I love this one and I know you’re laughing. When people tell you to sleep as much as you can after you have a baby or nap when baby naps, it’s okay to cringe inside. If possible, sleep should be a priority. Which often means that we need some help at home and support. It’s difficult to think straight and clear brain fog, recover – mentally and physically, and take care of baby, babies, or children when you are overtired and utterly exhausted. Sleep is a crucial piece of the healing process – that is when our body regenerates cells, downloads daily brain activity, and aids in healthy digestion. Sleep deprivation is no joke and there is only so much we can control the first few weeks and months with our little night owls. But keep in mind that long term sleep deprivation makes us prone to accidents, impairs cognitive processes, causes depression and anxiety, aging, memory loss, weight gain and impaired judgment. Ask for help so you can sleep.

8.Stretch, Walk, Move

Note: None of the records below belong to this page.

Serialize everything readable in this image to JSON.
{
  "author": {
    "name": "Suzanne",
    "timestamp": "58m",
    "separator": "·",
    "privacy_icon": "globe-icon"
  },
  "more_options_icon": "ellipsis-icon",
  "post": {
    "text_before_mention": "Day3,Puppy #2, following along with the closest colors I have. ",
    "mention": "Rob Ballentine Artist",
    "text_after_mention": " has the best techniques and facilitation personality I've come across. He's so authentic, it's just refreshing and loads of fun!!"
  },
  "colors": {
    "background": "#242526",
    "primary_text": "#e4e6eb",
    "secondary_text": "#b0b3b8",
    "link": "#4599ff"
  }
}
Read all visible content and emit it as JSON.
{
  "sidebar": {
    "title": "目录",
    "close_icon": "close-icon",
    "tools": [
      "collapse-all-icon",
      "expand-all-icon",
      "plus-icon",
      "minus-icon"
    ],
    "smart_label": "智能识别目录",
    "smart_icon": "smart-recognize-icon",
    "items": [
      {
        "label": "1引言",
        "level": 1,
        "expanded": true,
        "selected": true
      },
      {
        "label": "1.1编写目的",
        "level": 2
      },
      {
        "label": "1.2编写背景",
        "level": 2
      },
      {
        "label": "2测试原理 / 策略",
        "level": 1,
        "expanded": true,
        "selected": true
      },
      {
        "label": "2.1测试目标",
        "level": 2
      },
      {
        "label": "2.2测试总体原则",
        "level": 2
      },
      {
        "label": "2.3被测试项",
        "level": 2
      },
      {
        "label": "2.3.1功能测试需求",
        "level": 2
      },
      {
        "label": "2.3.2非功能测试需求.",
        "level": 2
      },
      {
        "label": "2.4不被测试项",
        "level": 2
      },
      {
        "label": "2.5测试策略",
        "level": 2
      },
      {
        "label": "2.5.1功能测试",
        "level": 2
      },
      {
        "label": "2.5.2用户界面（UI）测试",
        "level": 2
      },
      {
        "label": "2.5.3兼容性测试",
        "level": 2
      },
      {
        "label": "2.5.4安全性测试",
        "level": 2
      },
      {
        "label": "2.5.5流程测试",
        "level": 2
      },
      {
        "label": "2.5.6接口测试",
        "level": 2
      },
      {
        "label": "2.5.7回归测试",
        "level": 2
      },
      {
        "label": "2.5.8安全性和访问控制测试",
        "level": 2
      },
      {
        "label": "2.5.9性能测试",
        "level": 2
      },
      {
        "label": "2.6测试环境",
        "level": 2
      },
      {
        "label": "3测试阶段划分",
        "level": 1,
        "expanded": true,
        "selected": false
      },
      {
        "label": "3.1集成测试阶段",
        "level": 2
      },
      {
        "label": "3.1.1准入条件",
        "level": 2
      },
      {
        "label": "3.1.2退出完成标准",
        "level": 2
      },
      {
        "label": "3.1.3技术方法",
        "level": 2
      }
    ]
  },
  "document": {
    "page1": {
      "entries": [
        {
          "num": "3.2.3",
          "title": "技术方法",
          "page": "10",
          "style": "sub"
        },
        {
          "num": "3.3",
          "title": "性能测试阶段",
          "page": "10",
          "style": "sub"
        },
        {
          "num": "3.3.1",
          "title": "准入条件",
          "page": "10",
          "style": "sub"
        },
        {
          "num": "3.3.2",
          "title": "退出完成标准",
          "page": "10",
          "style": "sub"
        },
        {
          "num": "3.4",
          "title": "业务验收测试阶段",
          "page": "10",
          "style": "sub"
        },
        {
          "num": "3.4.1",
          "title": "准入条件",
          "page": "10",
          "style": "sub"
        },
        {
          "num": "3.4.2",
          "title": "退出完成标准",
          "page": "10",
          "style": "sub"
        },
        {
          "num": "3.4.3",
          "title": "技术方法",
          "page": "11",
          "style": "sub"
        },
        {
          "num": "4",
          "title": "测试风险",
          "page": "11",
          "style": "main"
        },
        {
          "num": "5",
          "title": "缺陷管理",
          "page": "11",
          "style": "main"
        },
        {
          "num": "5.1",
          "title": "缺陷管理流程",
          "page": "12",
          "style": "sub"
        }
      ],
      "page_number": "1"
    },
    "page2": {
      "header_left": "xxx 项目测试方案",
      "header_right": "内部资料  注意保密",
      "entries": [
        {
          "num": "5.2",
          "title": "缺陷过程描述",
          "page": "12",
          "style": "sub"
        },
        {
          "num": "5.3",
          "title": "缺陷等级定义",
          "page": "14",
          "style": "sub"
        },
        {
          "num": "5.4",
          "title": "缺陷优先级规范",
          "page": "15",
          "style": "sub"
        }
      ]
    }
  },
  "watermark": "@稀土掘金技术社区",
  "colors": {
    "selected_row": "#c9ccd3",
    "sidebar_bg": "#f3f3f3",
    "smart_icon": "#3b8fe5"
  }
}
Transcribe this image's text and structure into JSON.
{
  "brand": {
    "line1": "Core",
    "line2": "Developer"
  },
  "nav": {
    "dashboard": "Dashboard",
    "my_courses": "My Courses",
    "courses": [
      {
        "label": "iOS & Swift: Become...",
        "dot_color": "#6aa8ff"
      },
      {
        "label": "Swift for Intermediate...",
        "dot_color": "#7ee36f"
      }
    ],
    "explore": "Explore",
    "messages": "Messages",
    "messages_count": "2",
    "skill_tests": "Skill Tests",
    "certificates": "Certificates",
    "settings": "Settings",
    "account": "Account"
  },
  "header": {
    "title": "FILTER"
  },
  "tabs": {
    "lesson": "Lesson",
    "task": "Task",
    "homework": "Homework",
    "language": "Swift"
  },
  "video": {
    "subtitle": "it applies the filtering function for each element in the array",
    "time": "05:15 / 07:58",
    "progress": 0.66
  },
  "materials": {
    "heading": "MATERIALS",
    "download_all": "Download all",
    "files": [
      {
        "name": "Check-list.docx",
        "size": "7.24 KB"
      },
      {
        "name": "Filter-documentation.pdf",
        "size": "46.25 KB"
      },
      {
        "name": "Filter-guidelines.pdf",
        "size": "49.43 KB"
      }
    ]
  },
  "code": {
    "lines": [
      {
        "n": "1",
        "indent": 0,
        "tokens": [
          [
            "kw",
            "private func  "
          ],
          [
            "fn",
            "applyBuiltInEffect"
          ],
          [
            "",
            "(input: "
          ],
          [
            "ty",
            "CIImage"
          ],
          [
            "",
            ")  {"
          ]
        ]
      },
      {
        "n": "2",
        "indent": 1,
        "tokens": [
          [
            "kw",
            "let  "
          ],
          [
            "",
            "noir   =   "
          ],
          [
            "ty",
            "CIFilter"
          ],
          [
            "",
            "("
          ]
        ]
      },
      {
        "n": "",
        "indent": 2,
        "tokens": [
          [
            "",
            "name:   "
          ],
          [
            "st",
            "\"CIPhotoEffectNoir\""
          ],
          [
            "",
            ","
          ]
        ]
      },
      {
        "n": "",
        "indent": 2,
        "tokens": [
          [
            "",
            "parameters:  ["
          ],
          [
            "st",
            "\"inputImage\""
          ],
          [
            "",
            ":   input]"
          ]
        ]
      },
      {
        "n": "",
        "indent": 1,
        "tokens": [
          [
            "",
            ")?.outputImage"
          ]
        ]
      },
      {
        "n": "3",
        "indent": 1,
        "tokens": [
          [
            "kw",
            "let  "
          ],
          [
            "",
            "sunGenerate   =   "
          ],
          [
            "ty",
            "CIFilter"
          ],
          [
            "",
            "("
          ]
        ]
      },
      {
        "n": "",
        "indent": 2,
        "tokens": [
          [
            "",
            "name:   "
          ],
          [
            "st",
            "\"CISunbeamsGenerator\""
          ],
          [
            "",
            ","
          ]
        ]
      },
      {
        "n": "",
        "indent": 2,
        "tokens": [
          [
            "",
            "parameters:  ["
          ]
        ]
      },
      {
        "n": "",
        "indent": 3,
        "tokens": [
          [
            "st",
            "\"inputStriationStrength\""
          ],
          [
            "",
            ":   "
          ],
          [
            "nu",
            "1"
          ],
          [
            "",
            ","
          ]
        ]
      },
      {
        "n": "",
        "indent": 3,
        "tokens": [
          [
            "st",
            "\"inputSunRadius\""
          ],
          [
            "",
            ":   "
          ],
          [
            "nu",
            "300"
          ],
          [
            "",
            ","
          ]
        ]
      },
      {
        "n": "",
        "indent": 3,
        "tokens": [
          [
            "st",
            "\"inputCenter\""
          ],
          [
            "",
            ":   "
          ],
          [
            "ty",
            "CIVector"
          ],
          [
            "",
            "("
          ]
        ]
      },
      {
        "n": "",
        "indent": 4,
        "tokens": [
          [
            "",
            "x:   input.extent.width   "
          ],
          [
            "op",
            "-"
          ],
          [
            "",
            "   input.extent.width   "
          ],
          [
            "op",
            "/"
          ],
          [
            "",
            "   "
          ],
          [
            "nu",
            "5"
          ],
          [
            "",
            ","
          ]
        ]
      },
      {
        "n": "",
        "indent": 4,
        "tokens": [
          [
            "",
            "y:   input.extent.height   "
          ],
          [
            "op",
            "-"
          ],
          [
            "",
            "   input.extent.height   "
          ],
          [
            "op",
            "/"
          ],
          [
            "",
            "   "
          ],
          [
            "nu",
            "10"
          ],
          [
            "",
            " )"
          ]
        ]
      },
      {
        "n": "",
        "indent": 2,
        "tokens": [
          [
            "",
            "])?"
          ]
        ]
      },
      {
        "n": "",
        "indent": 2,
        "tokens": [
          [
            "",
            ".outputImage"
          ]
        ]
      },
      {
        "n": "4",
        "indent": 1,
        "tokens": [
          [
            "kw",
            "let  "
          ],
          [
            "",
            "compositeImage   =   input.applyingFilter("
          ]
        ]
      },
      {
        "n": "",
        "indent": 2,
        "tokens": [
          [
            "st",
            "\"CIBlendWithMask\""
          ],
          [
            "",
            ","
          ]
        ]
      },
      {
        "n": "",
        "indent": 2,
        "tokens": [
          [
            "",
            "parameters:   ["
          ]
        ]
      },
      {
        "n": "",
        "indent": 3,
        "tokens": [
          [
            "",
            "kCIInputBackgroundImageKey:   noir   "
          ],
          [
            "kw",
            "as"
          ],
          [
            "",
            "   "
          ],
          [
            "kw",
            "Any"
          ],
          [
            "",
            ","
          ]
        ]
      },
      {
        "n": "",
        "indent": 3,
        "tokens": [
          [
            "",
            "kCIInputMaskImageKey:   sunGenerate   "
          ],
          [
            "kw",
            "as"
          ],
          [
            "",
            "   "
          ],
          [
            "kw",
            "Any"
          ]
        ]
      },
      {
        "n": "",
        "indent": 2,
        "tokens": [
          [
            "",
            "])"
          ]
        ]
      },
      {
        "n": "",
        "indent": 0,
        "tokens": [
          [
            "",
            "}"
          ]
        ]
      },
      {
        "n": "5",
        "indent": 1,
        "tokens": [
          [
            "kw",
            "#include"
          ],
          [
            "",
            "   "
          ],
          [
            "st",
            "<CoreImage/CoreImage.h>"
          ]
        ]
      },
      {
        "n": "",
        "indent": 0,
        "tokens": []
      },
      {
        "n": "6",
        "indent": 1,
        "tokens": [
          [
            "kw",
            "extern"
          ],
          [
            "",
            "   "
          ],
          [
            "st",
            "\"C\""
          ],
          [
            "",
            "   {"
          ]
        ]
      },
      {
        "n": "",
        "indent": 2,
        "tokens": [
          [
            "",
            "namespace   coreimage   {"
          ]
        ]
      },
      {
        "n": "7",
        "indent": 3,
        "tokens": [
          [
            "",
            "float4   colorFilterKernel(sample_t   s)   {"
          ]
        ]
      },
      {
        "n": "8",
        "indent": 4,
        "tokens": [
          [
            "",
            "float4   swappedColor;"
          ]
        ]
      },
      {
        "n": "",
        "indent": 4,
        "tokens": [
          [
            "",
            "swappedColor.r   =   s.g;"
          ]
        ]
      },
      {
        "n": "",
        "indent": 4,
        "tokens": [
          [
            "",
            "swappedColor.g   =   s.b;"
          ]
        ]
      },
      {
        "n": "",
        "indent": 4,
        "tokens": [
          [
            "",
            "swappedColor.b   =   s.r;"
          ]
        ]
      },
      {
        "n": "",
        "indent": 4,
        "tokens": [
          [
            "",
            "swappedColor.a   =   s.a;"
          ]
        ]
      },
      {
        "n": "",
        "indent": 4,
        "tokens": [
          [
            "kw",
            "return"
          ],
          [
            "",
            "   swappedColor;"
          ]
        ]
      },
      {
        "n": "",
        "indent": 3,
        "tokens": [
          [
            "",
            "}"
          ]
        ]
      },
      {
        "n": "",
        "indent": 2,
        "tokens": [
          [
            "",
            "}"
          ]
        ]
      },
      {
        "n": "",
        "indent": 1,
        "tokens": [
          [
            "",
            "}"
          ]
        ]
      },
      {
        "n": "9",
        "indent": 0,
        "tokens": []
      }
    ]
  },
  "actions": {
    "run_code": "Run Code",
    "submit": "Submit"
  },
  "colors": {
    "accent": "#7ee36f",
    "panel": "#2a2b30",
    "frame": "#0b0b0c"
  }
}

Your primary goal here is not to lose that baby weight. Your goal is to promote healthy blood flow to your organs, limbs, your C-section wound and/or your healing vagina and perineum, and entire pelvic floor region. Get some fresh air and take your baby outside. Of course, consider your own personal limits and oversight of a certified prenatal and postnatal personal trainer (hello, Nora) and pelvic floor therapist. 

9.Focus on Anti-Inflammatory Foods

Think colorful produce that is seasonal and supportive. By adding anti-inflammatory foods that fight inflammation and restore health at a cellular level, you will be helping to repair the body. For instance, dark leafy greens and green vegetables operate as anti-inflammatory flavonoids and are rich in antioxidants that restore cellular health. Swiss chard for example, is extremely high in antioxidants vitamin A and C, as well as Vitamin K, which can protect your brain against oxidative stress caused by free radical damage.

10.Self Care

Health is bigger than just the food on our plates. It may feel like a stretch to do something for yourself during this chapter of life, but without a healthy mama, there is no happy baby. Learning to put ourselves first can be hard, but ultimately everyone around us suffers if we don’t. Take a shower alone, read a book, go for a walk. Whatever self-care looks like for you, ask for support and carve out the time to make it happen. 

These ten tips have helped me to create a routine and have some sort of control over my days. I Part III of the guide, you’ll see what my day looks like when it comes to meals, which seems to be the focal point of my entire existence lately! Eat, sleep, nurse, repeat. 

Next up: Part II: Plant Based Foods for Recovery.

In Health + Healing,